◆ Your task:
Please reproduce the entries below exactly from the line holding "Enumerate this screenshot's" through the last line, both included, and omit any pictures.

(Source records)
────────────────────────────────────────

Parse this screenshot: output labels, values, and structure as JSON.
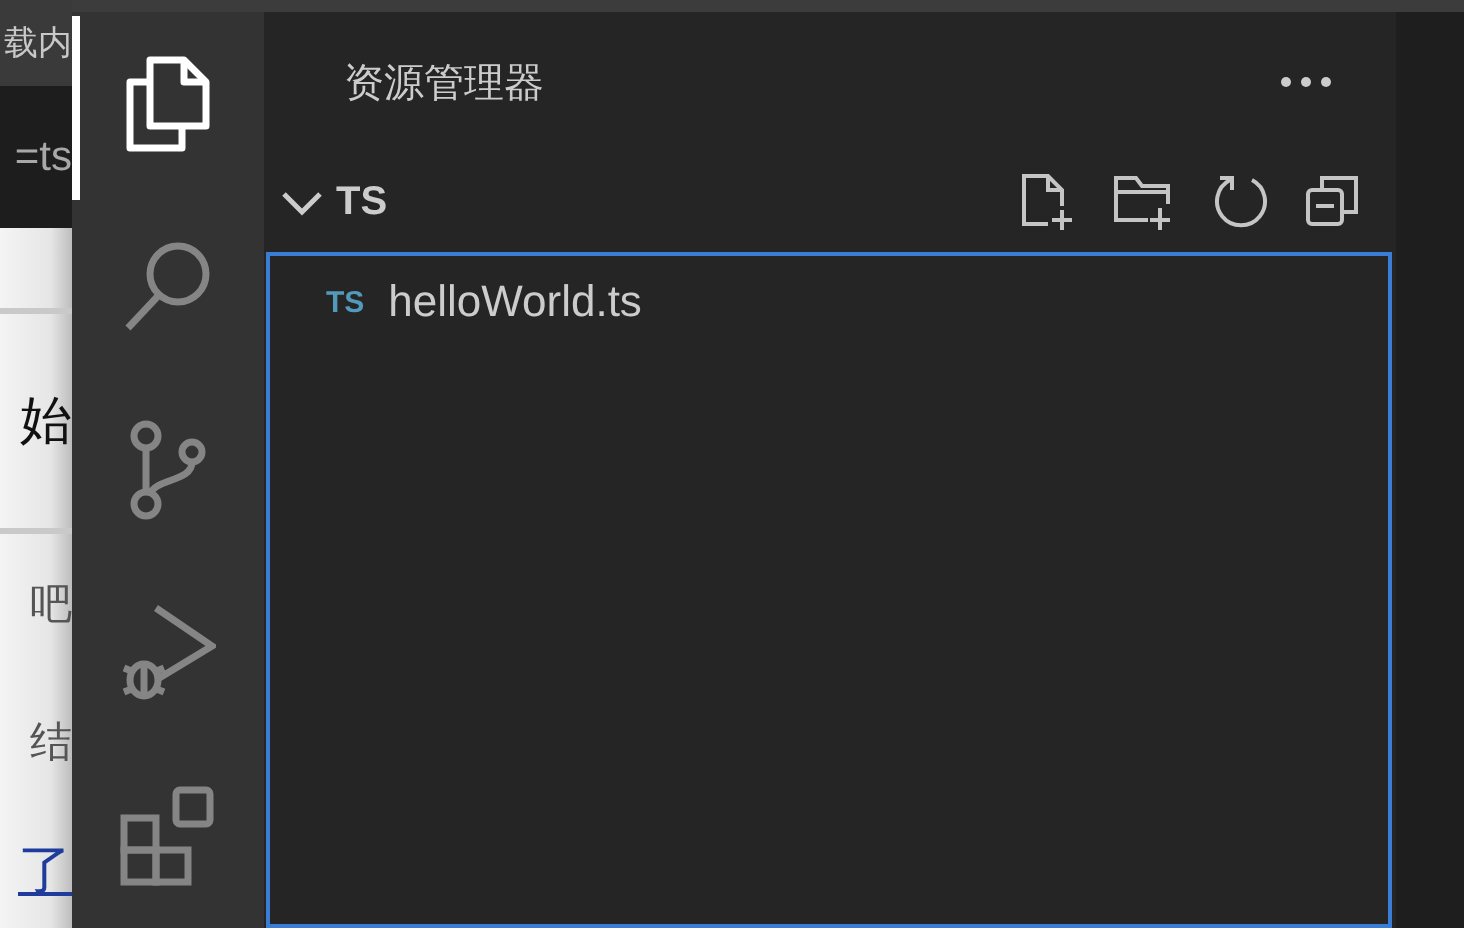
{
  "browser_strip": [
    {
      "kind": "header",
      "text": "载内"
    },
    {
      "kind": "url",
      "text": "=ts"
    },
    {
      "kind": "heading",
      "text": "始"
    },
    {
      "kind": "body",
      "text": "吧"
    },
    {
      "kind": "body",
      "text": "结"
    },
    {
      "kind": "link",
      "text": "了"
    }
  ],
  "activity_bar": {
    "items": [
      {
        "kind": "explorer",
        "selected": true
      },
      {
        "kind": "search",
        "selected": false
      },
      {
        "kind": "source-control",
        "selected": false
      },
      {
        "kind": "run-debug",
        "selected": false
      },
      {
        "kind": "extensions",
        "selected": false
      }
    ]
  },
  "sidebar": {
    "title": "资源管理器",
    "section": {
      "label": "TS",
      "expanded": true
    },
    "files": [
      {
        "badge": "TS",
        "name": "helloWorld.ts"
      }
    ]
  }
}
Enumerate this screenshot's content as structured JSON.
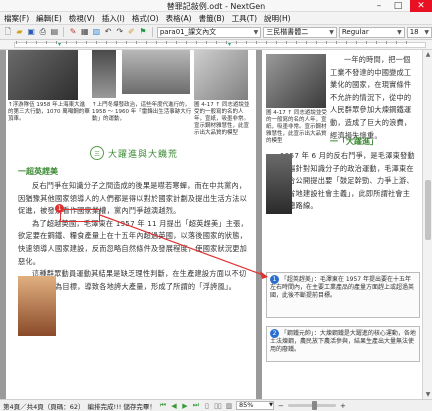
{
  "window": {
    "title": "替罪記敍例.odt - NextGen",
    "minimize": "–",
    "maximize": "□",
    "close": "✕"
  },
  "menu": [
    "檔案(F)",
    "編輯(E)",
    "檢視(V)",
    "插入(I)",
    "格式(O)",
    "表格(A)",
    "書籤(B)",
    "工具(T)",
    "說明(H)"
  ],
  "toolbar": {
    "style_value": "para01_課文內文",
    "font_value": "三民楷書體二",
    "weight_value": "Regular",
    "size_value": "18"
  },
  "document": {
    "caption_left_1": "↑浮游隊伍 1958 年上海東大進的第三大行動，1070 萬噸鋼的華頂車。",
    "caption_left_2": "↑上門冬爆發政治，這些年度代進行的，1958 ～ 1960 年「雷鋒出生活事跡大行動」的運動，",
    "caption_right_1": "圖 4-17 ↑ 同志遊說並受的一般寫的名的人年，宣紙，吸墨非常。宣示鋼材雅慧性，此宣示出大品質的模型",
    "section_number": "三",
    "section_title": "大躍進與大饑荒",
    "subhead": "一超英趕美",
    "paragraphs": [
      "反右鬥爭在知識分子之間造成的後果是噤若寒蟬，而在中共黨內，因猶豫其他國家領導人的人們都是得以對於國家計劃及提出生活方法以促進，被發及看作國家業權，黨內鬥爭越演越烈。",
      "為了超越英國，毛澤東在 1957 年 11 月提出「超英趕美」主張，欲定要在鋼鐵、糧食產量上在十五年內超過英國，以落後國家的狀態，快速領導人國家建設，反而忽略自然條件及發展程度，使國家狀況更加惡化。",
      "這種群眾動員運動其結果是缺乏理性判斷，在生產建設方面以不切實際的數字為目標，導致各地誇大產量，形成了所謂的「浮誇風」。"
    ],
    "highlight_text": "超英趕美",
    "right_text": [
      "一年的時間，把一個工業不發達的中國變成工業化的國家，在現實條件不允許的情況下，從中的人民群眾參加大煉鋼鐵運動，造成了巨大的浪費，經濟損失慘重。",
      "一「大躍進」",
      "1957 年 6 月的反右鬥爭，是毛澤東發動的第一場針對知識分子的政治運動，毛澤東在多個場合公開提出要「鼓足幹勁、力爭上游、多快好省地建設社會主義」，此即所謂社會主義建設總路線。"
    ],
    "note_1": "「超英趕美」：毛澤東在 1957 年提出要在十五年左右時間內，在主要工業產品的產量方面趕上或超過英國，此後不斷提前目標。",
    "note_2": "「鋼鐵元帥」：大煉鋼鐵是大躍進的核心運動，各地土法煉鋼，農民放下農活參與，結果生產出大量無法使用的廢鐵。"
  },
  "status": {
    "page_info": "第4頁／共4頁（頁碼：62）",
    "save_state": "編排完成!!! 儲存完畢！",
    "zoom": "85%",
    "zoom_fraction": 0.55
  },
  "colors": {
    "accent_green": "#3d8a35",
    "highlight_red": "#e03030",
    "note_blue": "#2a6fd0"
  }
}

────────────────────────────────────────

◆ Your response:
Enumerate this screenshot's content as structured JSON.
{
  "window": {
    "title": "替罪記敍例.odt - NextGen",
    "minimize": "–",
    "maximize": "□",
    "close": "✕"
  },
  "menu": [
    "檔案(F)",
    "編輯(E)",
    "檢視(V)",
    "插入(I)",
    "格式(O)",
    "表格(A)",
    "書籤(B)",
    "工具(T)",
    "說明(H)"
  ],
  "toolbar": {
    "style_value": "para01_課文內文",
    "font_value": "三民楷書體二",
    "weight_value": "Regular",
    "size_value": "18"
  },
  "document": {
    "caption_left_1": "↑浮游隊伍 1958 年上海東大進的第三大行動，1070 萬噸鋼的華頂車。",
    "caption_left_2": "↑上門冬爆發政治，這些年度代進行的，1958 ～ 1960 年「雷鋒出生活事跡大行動」的運動，",
    "caption_right_1": "圖 4-17 ↑ 同志遊說並受的一般寫的名的人年，宣紙，吸墨非常。宣示鋼材雅慧性，此宣示出大品質的模型",
    "section_number": "三",
    "section_title": "大躍進與大饑荒",
    "subhead": "一超英趕美",
    "paragraphs": [
      "反右鬥爭在知識分子之間造成的後果是噤若寒蟬，而在中共黨內，因猶豫其他國家領導人的人們都是得以對於國家計劃及提出生活方法以促進，被發及看作國家業權，黨內鬥爭越演越烈。",
      "為了超越英國，毛澤東在 1957 年 11 月提出「超英趕美」主張，欲定要在鋼鐵、糧食產量上在十五年內超過英國，以落後國家的狀態，快速領導人國家建設，反而忽略自然條件及發展程度，使國家狀況更加惡化。",
      "這種群眾動員運動其結果是缺乏理性判斷，在生產建設方面以不切實際的數字為目標，導致各地誇大產量，形成了所謂的「浮誇風」。"
    ],
    "highlight_text": "超英趕美",
    "right_text": [
      "一年的時間，把一個工業不發達的中國變成工業化的國家，在現實條件不允許的情況下，從中的人民群眾參加大煉鋼鐵運動，造成了巨大的浪費，經濟損失慘重。",
      "一「大躍進」",
      "1957 年 6 月的反右鬥爭，是毛澤東發動的第一場針對知識分子的政治運動，毛澤東在多個場合公開提出要「鼓足幹勁、力爭上游、多快好省地建設社會主義」，此即所謂社會主義建設總路線。"
    ],
    "note_1": "「超英趕美」：毛澤東在 1957 年提出要在十五年左右時間內，在主要工業產品的產量方面趕上或超過英國，此後不斷提前目標。",
    "note_2": "「鋼鐵元帥」：大煉鋼鐵是大躍進的核心運動，各地土法煉鋼，農民放下農活參與，結果生產出大量無法使用的廢鐵。"
  },
  "status": {
    "page_info": "第4頁／共4頁（頁碼：62）",
    "save_state": "編排完成!!! 儲存完畢！",
    "zoom": "85%",
    "zoom_fraction": 0.55
  },
  "colors": {
    "accent_green": "#3d8a35",
    "highlight_red": "#e03030",
    "note_blue": "#2a6fd0"
  }
}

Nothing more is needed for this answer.